THE MYTH OF HITLER’S POPE: HOW POPE PIUS XII RESCUED JEWS FROM THE NAZIS. By Rabbi David G. Dalin (Regnery Publishing, Inc., One Massachusetts Ave., N.W., Washington, D.C. 20001), 209 pp., HB $27.95.
Few people will recall that 1965 was the year that Paul VI initiated Pius XII’s cause for canonization. As it turned out, it came at the beginning of a rhetorical guerre à outrance over the reputation of the former pope which, like some grim battle of attrition, has not abated even after 40 years.
Defying both critics and mainstream stereotypes, Rabbi David G. Dalin has weighed in with The Myth of Hitler’s Pope, which unapologetically urges Pius XII’s “canonization” from a Jewish point of view. Dalin states “it would be both historically just and morally appropriate” for the pope to be declared a “righteous gentile” (an honor already extended to many Catholic priests and bishops by the Yad Vashem Holocaust Memorial in Israel). Without a doubt, the appearance of this work by a prominent Jewish scholar may be decisive in bringing an end to the “Pius Wars.” It remains, of course, a daunting task. Such a book must overcome the vast detritus of recycled falsehoods which has piled up over the years, thanks to numerous media and academic detractors.
According to Rabbi Dalin, an effective rebuttal begins not so much with a discussion of the key facts—which this book does—but with making the reader aware of how these distortions came into existence as well as the deeper prejudices behind them. As the author shrewdly remarks:
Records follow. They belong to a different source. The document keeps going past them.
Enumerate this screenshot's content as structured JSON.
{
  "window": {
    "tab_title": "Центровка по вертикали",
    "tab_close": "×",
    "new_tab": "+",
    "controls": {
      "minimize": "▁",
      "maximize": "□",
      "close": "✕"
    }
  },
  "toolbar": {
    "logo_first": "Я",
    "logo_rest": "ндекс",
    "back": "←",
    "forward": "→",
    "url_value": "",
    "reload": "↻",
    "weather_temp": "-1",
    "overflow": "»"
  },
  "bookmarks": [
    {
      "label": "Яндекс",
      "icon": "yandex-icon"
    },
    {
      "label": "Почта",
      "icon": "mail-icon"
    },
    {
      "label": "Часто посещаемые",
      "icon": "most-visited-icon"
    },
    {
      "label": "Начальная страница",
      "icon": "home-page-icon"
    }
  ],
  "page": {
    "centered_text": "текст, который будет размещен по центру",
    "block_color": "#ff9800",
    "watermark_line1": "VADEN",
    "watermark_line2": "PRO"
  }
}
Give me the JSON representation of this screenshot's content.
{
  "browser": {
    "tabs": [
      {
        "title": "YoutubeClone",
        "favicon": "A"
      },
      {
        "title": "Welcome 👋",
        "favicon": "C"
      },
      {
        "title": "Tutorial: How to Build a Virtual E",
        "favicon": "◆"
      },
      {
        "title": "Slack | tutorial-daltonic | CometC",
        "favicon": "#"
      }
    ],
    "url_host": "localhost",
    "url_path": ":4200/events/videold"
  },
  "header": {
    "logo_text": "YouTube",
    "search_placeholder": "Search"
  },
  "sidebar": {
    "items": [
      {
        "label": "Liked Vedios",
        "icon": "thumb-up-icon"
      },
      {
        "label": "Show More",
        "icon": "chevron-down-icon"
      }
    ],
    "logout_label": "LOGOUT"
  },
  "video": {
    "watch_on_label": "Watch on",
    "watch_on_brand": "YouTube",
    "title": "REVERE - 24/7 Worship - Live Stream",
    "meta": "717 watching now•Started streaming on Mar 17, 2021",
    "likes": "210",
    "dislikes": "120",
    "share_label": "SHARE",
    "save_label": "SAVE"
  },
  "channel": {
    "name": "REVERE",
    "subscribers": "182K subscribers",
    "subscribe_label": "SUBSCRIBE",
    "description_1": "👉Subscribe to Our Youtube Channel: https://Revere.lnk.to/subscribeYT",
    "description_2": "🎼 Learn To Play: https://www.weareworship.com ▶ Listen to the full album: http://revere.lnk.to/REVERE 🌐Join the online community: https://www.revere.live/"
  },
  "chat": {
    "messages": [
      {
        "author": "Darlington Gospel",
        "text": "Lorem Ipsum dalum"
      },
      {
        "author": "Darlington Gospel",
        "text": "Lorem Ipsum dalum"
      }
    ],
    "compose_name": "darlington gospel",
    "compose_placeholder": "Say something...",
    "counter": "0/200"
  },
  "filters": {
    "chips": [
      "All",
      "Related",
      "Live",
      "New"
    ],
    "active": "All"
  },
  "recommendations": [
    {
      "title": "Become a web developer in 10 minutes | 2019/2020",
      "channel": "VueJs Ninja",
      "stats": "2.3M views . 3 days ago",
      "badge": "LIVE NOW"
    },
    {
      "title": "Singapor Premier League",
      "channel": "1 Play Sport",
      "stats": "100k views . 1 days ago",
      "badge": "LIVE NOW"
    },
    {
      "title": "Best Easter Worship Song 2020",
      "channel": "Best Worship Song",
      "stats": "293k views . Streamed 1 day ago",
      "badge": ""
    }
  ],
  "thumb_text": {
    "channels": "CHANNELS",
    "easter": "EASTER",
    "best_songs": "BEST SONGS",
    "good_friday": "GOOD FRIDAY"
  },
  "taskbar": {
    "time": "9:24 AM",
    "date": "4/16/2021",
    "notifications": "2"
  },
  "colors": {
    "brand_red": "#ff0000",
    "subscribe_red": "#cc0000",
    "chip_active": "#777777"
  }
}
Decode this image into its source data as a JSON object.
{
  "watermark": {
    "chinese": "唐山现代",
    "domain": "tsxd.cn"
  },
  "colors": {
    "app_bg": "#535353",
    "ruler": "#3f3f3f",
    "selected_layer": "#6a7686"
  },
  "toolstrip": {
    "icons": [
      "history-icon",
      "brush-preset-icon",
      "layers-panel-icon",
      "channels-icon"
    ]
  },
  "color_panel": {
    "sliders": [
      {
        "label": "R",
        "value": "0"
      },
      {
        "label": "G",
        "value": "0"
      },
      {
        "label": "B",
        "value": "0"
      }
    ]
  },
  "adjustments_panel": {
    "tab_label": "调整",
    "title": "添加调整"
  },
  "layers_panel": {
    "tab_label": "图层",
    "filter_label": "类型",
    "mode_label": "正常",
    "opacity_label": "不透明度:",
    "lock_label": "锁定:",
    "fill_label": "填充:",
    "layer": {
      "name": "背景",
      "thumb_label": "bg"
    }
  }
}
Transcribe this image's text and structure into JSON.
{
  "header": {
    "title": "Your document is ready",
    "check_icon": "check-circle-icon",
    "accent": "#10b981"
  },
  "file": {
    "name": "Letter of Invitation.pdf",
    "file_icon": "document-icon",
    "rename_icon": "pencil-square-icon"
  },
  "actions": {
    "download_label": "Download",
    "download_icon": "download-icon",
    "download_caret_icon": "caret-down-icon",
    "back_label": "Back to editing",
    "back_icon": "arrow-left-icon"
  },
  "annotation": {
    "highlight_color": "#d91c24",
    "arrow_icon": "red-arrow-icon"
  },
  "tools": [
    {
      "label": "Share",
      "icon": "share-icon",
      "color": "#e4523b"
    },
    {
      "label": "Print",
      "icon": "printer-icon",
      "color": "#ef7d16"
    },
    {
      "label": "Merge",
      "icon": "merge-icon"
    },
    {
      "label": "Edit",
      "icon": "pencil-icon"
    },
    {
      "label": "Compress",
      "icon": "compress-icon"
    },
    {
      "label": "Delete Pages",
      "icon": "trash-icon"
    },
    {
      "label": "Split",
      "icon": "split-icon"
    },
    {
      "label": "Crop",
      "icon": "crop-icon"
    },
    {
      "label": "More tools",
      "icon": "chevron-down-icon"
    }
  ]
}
Very few of the many recent books about Pius XII and the Holocaust are actually about Pius XII and the Holocaust. The liberal bestselling attacks on the pope and the Catholic Church are really an intra-Catholic argument about the direction of the Church today…. The anti-papal polemics of ex-seminarians like Garry Wills and John Cornwell (author of Hitler’s Pope), of ex-priests like James Carroll, and or other lapsed or angry liberal Catholics exploit the tragedy of the Jewish people during the Holocaust to foster their own political agenda of forcing changes on the Catholic Church today.
Dalin emphasizes a fact that will surprise many, including defenders of Pius XII. The campaign of calumny had its origins not in Jewish circles, but among liberal Catholics and other leftists who had philosophical or theological axes to grind. By contrast, many leading Jews testified on the pope’s behalf after the war, including Albert Einstein, Golda Meir and Chaim Weizmann.
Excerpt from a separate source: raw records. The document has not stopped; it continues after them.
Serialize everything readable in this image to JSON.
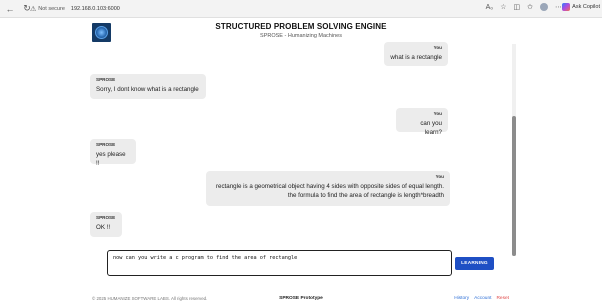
{
  "browser": {
    "security_label": "Not secure",
    "url": "192.168.0.103:6000",
    "copilot_label": "Ask Copilot"
  },
  "header": {
    "title": "STRUCTURED PROBLEM SOLVING ENGINE",
    "subtitle": "SPROSE - Humanizing Machines"
  },
  "messages": [
    {
      "sender": "You",
      "text": "what is a rectangle",
      "role": "user"
    },
    {
      "sender": "SPROSE",
      "text": "Sorry, I dont know what is a rectangle",
      "role": "bot"
    },
    {
      "sender": "You",
      "text": "can you learn?",
      "role": "user"
    },
    {
      "sender": "SPROSE",
      "text": "yes please !!",
      "role": "bot"
    },
    {
      "sender": "You",
      "text": "rectangle is a geometrical object having 4 sides with opposite sides of equal length.",
      "text2": "the formula to find the area of rectangle is length*breadth",
      "role": "user"
    },
    {
      "sender": "SPROSE",
      "text": "OK !!",
      "role": "bot"
    }
  ],
  "input": {
    "value": "now can you write a c program to find the area of rectangle"
  },
  "learn_button": "LEARNING",
  "footer": {
    "copyright": "© 2025 HUMANIZE SOFTWARE LABS. All rights reserved.",
    "center": "SPROSE Prototype",
    "history": "History",
    "account": "Account",
    "reset": "Reset"
  }
}
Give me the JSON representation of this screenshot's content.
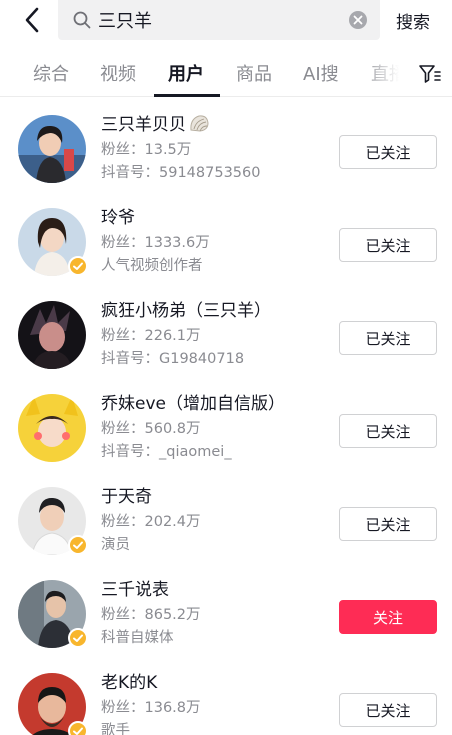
{
  "search": {
    "query": "三只羊",
    "button_label": "搜索"
  },
  "tabs": [
    {
      "label": "综合"
    },
    {
      "label": "视频"
    },
    {
      "label": "用户"
    },
    {
      "label": "商品"
    },
    {
      "label": "AI搜"
    },
    {
      "label": "直播"
    }
  ],
  "active_tab": "用户",
  "users": [
    {
      "name": "三只羊贝贝",
      "fans": "粉丝：13.5万",
      "sub": "抖音号：59148753560",
      "button": "已关注",
      "verified": false
    },
    {
      "name": "玲爷",
      "fans": "粉丝：1333.6万",
      "sub": "人气视频创作者",
      "button": "已关注",
      "verified": true
    },
    {
      "name": "疯狂小杨弟（三只羊）",
      "fans": "粉丝：226.1万",
      "sub": "抖音号：G19840718",
      "button": "已关注",
      "verified": false
    },
    {
      "name": "乔妹eve（增加自信版）",
      "fans": "粉丝：560.8万",
      "sub": "抖音号：_qiaomei_",
      "button": "已关注",
      "verified": false
    },
    {
      "name": "于天奇",
      "fans": "粉丝：202.4万",
      "sub": "演员",
      "button": "已关注",
      "verified": true
    },
    {
      "name": "三千说表",
      "fans": "粉丝：865.2万",
      "sub": "科普自媒体",
      "button": "关注",
      "verified": true
    },
    {
      "name": "老K的K",
      "fans": "粉丝：136.8万",
      "sub": "歌手",
      "button": "已关注",
      "verified": true
    }
  ],
  "colors": {
    "accent": "#fe2c55",
    "verified_badge": "#f8b62d",
    "secondary_text": "#8a8b91"
  },
  "icons": {
    "back": "back-arrow-icon",
    "search": "search-icon",
    "clear": "clear-icon",
    "filter": "filter-icon",
    "verified": "verified-badge-icon",
    "shell": "shell-emoji-icon"
  }
}
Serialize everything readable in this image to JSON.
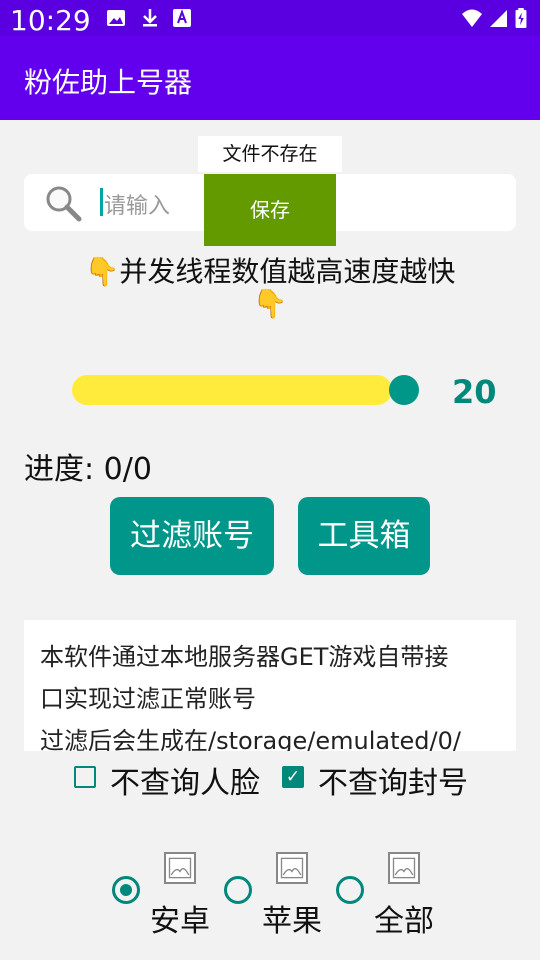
{
  "status_bar": {
    "time": "10:29",
    "icons": [
      "image-icon",
      "download-icon",
      "a-box-icon",
      "wifi-icon",
      "signal-icon",
      "battery-icon"
    ]
  },
  "app_bar": {
    "title": "粉佐助上号器"
  },
  "toast": {
    "text": "文件不存在"
  },
  "search": {
    "placeholder": "请输入"
  },
  "save_button": {
    "label": "保存"
  },
  "hint": {
    "line1": "👇并发线程数值越高速度越快",
    "line2": "👇"
  },
  "slider": {
    "value": "20"
  },
  "progress": {
    "text": "进度: 0/0"
  },
  "buttons": {
    "filter": "过滤账号",
    "toolbox": "工具箱"
  },
  "description": {
    "lines": [
      "本软件通过本地服务器GET游戏自带接",
      "口实现过滤正常账号",
      "过滤后会生成在/storage/emulated/0/"
    ]
  },
  "checkboxes": [
    {
      "label": "不查询人脸",
      "checked": false
    },
    {
      "label": "不查询封号",
      "checked": true
    }
  ],
  "radios": [
    {
      "label": "安卓",
      "selected": true
    },
    {
      "label": "苹果",
      "selected": false
    },
    {
      "label": "全部",
      "selected": false
    }
  ],
  "colors": {
    "status_bar": "#5a00e0",
    "app_bar": "#6200ee",
    "accent": "#00978a",
    "slider_track": "#ffeb3b",
    "save_button": "#639a00"
  }
}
As for the “evidence” that Pius XII did nothing to help Jews, it amounts to a handful of frail accusations which crumple under Dalin’s scrutiny. The most publicized anti-Pius study in recent years is John Cornwell’s Hitler’s Pope (1999). Yet it has been so debunked that Cornwell has retracted most of his allegations. Even so, it is clear that the cultural climate—which Dalin sees as a “culture war” over the memory of Pius XII—consistently steers most people clear of the facts.
Of the many slanders contested by The Myth of Hitler’s Pope, the most persistent is the claim that Pius XII sat by during the 1943 round up of Roman Jews—“outside his very windows,” as one writer put it. However, critics are usually too wrapped up in vague anti-Catholic polemics to concern themselves with eyewitness testimony. Dalin cites accounts of Jewish survivors who have nothing put praise for the pontiff’s efforts, which included sheltering 3,000 Jews in his summer residence at Castel Gondolfo under the very noses of Hitler’s SS.
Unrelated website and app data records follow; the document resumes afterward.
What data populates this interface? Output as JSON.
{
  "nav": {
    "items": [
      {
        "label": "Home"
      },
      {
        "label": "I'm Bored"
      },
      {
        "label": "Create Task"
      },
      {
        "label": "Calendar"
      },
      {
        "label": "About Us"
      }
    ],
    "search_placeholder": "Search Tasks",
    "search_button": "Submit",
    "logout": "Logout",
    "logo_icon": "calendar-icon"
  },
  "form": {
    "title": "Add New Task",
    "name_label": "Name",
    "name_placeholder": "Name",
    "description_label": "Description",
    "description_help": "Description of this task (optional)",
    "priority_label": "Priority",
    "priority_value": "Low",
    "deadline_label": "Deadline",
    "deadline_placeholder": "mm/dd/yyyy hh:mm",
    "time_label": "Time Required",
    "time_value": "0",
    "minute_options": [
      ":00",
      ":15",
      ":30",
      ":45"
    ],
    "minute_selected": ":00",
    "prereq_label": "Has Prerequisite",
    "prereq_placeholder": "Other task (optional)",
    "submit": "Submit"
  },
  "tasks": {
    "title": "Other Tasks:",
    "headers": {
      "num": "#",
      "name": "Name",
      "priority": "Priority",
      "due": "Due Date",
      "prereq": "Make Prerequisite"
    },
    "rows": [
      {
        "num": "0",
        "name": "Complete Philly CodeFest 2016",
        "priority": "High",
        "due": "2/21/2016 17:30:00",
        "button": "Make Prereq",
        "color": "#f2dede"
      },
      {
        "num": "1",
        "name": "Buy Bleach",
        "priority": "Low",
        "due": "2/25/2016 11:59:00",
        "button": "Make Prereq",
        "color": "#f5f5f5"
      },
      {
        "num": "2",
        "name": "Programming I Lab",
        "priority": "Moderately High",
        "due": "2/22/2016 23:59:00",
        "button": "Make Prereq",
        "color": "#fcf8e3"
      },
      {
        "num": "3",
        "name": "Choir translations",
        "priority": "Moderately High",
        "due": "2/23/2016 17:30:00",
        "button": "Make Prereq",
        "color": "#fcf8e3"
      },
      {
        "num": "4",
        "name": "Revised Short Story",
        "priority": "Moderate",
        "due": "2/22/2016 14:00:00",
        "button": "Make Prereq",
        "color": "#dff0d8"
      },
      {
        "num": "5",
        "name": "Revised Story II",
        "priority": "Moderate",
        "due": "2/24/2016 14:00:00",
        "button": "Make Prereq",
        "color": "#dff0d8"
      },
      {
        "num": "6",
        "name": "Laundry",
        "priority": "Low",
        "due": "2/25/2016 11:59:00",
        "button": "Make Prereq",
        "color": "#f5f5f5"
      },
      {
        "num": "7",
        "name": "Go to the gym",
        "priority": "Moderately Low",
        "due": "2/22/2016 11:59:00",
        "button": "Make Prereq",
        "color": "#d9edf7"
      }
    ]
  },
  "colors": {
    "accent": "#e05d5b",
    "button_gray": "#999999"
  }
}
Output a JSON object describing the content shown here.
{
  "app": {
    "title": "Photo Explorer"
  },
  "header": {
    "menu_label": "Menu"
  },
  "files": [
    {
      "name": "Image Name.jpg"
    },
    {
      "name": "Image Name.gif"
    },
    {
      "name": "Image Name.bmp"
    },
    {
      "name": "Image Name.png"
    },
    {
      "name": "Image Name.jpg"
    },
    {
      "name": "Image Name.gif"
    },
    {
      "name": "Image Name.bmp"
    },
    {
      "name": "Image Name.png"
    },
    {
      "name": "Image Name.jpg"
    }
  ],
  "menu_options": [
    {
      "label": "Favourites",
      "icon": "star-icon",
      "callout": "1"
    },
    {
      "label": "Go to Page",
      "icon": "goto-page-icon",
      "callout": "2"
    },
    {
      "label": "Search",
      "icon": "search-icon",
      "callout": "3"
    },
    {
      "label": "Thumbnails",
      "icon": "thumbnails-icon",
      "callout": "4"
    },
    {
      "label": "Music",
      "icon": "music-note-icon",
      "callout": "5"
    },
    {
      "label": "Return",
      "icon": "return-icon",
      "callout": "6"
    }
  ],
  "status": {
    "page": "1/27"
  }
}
In countering these and other charges, Dalin largely draws on existing scholarship (which he generously acknowledges). However, he achieves his purpose not through an exhaustive study, but by stressing a few outstanding points which will win the reader’s attention and sympathy. Dalin has done some important legwork as well. He sheds light on hitherto overlooked aspects of Eugenio Pacelli’s early career and friendship with Jews, especially during his time as Papal Nuncio in Bavaria, during and after the First World War.
What emerges is more than just a history of the papacy during World War II, though that is its main focus. It is also a study of papal-Jewish relations going back to the 6th century. After all, if criticism of Pius XII is motivated by a deeper liberal religious bias, it is necessary to controvert claims, like those of James Carroll’s Constantine’s Sword (2002), that anti-Semitism is central to Catholicism. Dalin is quick to defend what he sees as the Church’s essentially positive role in relations with his people:
The historical fact is that popes have often spoken out in defense of the Jews, have protected them during times of persecution and pogroms, and have protected their right to worship freely in their synagogues. Popes have traditionally defended Jews from wild anti-Semitic allegations. Popes regularly condemned anti-Semites who sought to incite violence against Jews…. You won’t find these facts in the liberal attack books, but they are true.